It was cruel luck, not malicious perversity, that led me to include TUTELAR in a misprints puzzle of all things. To those who are still mystified and suspect me of foul play I must explain that the first impression of the 1972 Edition of Chambers defines TUTELAR as ‘projecting’ instead of ‘protecting’, a misprint which was soon spotted and corrected in subsequent revised impressions. I should have spotted it too, of course. The word is not an obscure one and its correct meaning should have been obvious. My failure to notice the error I can only apologise for. It underlines the danger of regarding Chambers, or any other dictionary come to that, as holy writ. Luckily most solvers either saw at once what I had done or (probably because their edition of C was the same as mine) were blissfully ignorant of the howler. However if I occasionally make a mistake in a puzzle I very seldom make two. Quite a number of you failed to solve the misprinted clue to RESORT correctly (‘Apple turning reddish right round’), saw it as a straight clue to RENNET and then accused me of getting the balance of mis-printed and non-misprinted clues wrong in the downs. I admit that RENNET will almost do as a solution to the clue read as non-misprinted, though tenné is surely more brownish than reddish, but I had no choice but to disqualify the culprits. And to forestall any protest, I do accept rt. as an equivalent abbreviation for ‘right’ even though it isn’t in C tout simple. Most other dictionaries (e.g. the Concise Oxford Dictionary) give it.

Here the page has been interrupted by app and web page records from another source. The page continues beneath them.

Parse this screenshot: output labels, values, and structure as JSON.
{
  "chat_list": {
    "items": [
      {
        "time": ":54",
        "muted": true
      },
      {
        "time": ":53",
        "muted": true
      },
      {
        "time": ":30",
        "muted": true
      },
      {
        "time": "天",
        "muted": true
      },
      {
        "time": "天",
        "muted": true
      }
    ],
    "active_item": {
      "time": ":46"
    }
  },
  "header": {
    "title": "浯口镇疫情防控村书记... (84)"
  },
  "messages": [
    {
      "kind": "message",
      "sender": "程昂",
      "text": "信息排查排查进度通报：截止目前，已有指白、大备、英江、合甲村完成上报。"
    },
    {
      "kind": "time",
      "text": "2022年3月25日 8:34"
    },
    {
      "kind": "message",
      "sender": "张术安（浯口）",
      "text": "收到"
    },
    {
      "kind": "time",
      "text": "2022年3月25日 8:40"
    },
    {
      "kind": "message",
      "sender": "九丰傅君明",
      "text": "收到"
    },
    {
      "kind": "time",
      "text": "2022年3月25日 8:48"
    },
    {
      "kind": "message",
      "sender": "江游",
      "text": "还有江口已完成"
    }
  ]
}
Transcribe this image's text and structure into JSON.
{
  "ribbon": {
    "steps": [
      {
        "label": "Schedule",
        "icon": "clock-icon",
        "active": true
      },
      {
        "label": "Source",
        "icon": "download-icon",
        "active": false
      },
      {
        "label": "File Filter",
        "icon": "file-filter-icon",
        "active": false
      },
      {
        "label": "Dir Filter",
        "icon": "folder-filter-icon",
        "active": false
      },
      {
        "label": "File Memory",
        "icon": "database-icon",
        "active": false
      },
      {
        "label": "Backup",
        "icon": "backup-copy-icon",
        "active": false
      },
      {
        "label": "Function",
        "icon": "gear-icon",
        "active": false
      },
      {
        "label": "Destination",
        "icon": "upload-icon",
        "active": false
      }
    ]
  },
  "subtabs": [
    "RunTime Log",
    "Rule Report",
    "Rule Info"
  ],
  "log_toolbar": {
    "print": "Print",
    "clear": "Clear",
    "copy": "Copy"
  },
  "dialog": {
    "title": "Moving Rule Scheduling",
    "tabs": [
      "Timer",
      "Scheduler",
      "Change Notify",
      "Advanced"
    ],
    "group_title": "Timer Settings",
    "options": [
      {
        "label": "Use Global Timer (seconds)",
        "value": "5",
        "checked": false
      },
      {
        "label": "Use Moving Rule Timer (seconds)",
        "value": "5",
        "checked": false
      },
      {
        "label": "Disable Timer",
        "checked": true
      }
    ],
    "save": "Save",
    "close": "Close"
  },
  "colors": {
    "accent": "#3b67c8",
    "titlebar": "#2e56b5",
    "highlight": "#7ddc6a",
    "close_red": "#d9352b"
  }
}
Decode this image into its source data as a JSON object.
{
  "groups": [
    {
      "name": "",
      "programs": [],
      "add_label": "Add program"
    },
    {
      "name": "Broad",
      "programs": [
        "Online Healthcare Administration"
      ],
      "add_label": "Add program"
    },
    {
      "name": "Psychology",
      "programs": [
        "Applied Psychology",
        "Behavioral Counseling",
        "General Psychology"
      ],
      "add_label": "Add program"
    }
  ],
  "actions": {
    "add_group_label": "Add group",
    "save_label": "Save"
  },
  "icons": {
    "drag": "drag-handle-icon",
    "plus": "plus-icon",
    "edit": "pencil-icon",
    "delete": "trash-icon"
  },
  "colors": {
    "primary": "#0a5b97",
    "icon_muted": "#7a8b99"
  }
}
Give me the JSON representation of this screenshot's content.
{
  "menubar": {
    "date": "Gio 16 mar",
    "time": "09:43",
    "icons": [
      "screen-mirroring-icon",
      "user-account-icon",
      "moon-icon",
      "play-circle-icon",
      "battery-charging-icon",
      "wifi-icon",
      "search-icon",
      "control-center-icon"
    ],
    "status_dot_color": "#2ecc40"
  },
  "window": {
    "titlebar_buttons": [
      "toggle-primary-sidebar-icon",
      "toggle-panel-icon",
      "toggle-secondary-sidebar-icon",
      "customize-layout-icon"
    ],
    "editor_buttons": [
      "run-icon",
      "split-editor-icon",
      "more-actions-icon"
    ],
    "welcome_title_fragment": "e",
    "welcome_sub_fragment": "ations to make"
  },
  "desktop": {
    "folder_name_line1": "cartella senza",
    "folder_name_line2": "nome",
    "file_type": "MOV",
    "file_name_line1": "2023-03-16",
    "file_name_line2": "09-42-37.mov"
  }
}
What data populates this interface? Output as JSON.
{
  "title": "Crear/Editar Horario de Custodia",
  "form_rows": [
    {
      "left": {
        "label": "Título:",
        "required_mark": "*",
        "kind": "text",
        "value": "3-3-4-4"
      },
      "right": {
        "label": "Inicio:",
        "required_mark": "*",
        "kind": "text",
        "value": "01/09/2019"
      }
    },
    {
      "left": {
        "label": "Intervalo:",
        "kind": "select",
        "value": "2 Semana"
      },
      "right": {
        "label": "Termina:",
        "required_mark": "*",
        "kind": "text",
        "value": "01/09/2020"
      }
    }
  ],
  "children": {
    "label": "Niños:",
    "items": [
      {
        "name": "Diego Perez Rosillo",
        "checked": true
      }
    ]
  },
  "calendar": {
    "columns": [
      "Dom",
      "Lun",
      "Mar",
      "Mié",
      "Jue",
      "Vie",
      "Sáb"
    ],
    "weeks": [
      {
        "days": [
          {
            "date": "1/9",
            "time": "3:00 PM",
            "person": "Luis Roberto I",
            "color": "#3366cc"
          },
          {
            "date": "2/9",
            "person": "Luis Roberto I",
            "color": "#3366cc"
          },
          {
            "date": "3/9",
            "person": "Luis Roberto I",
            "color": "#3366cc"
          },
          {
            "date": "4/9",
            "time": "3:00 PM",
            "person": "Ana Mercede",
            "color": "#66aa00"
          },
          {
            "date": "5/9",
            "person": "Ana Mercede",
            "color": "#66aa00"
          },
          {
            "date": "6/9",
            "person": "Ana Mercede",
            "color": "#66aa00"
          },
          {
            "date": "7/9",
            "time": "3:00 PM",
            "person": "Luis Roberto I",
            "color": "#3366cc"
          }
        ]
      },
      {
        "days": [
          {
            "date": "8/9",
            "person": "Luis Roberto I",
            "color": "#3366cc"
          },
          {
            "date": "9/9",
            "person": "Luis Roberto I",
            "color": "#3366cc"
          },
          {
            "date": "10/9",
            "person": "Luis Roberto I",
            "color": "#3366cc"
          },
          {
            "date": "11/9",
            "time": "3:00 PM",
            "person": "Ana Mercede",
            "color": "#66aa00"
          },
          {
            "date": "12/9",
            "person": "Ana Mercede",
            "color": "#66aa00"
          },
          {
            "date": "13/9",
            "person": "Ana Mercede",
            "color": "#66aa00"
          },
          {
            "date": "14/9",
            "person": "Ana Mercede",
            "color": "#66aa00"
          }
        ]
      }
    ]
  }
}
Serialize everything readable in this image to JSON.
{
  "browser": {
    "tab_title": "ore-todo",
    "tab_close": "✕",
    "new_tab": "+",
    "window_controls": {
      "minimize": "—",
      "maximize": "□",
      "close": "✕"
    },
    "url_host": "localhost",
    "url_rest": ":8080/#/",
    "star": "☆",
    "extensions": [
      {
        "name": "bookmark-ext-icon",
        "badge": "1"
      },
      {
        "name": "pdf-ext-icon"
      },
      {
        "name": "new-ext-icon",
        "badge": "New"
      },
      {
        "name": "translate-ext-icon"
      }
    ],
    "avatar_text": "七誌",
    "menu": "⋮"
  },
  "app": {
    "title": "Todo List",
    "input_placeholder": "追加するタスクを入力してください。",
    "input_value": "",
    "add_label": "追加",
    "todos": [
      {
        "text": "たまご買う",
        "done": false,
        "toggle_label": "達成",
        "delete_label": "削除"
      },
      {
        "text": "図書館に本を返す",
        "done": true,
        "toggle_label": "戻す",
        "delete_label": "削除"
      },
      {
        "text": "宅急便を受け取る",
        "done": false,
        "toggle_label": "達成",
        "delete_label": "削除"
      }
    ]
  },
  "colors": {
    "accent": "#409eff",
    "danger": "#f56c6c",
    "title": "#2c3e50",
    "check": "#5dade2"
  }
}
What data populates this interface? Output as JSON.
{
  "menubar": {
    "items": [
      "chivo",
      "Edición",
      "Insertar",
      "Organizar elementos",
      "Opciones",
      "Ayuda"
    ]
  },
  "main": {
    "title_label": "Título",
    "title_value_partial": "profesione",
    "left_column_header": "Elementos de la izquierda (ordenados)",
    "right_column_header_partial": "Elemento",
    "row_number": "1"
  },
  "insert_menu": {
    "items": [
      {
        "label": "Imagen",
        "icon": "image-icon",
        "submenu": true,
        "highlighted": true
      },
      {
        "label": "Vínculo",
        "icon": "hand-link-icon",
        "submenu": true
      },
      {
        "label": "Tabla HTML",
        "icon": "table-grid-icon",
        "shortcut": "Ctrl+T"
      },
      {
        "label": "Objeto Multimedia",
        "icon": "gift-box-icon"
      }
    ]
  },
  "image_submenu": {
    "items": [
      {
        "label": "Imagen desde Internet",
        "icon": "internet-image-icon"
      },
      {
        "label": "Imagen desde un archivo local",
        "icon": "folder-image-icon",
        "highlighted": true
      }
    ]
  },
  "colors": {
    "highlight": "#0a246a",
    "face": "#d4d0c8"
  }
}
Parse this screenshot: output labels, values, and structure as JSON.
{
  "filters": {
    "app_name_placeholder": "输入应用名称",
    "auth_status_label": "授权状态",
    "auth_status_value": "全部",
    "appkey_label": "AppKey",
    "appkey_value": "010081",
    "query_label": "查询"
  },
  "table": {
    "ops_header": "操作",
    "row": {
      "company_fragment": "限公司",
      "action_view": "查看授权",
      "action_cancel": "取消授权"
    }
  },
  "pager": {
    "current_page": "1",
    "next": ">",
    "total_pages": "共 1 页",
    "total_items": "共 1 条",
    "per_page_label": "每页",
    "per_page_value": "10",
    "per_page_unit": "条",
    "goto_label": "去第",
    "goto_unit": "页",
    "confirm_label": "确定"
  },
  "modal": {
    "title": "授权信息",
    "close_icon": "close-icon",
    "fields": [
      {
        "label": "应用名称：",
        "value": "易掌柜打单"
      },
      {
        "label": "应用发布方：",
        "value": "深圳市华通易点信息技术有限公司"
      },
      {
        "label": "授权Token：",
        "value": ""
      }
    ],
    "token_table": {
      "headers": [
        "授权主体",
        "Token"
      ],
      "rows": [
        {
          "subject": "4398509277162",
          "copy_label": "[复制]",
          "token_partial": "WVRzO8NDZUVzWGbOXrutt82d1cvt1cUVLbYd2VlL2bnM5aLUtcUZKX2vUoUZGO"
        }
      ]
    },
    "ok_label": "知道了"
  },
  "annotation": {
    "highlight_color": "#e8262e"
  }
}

Partly, I expect, because of these unintended complications but partly also because misprints puzzles are always on the tough side, there were just 245 entries, roughly 40 of them incorrect (mostly over RESORT/RENNET or even in a few inexplicable cases RUSSET). Clues however were well up to scratch as I think the list above testifies. A few competitors introduced capitals into their misprinted words in addition to changing a letter (e.g. France for fiancé, Spain for swain). I didn’t disqualify anyone for this but tended to favour those who worded clues in such a way that the word in question came at the beginning where it would have a capital in any case. In which context it’s worth sounding again my regular note of warning to those who submit clues entirely in capital letters. It certainly makes for greater legibility (messy scribblers, please note!) but occasionally disguises a proper name which has to be read with a lower-case initial to give sense to the clue, and whereas I accept the reverse process (capital for lower-case initial) as passable 1 do not accept the gratuitous demotion of proper names for the sake of the rest of the clue.
Yes, it was a difficult puzzle and yes, I think misprints puzzles should contain fewer unches than average. But this one did – 48 to be exact. Ximenes always reckoned there would be any number between 40 and 70 in a standard 36-word grid.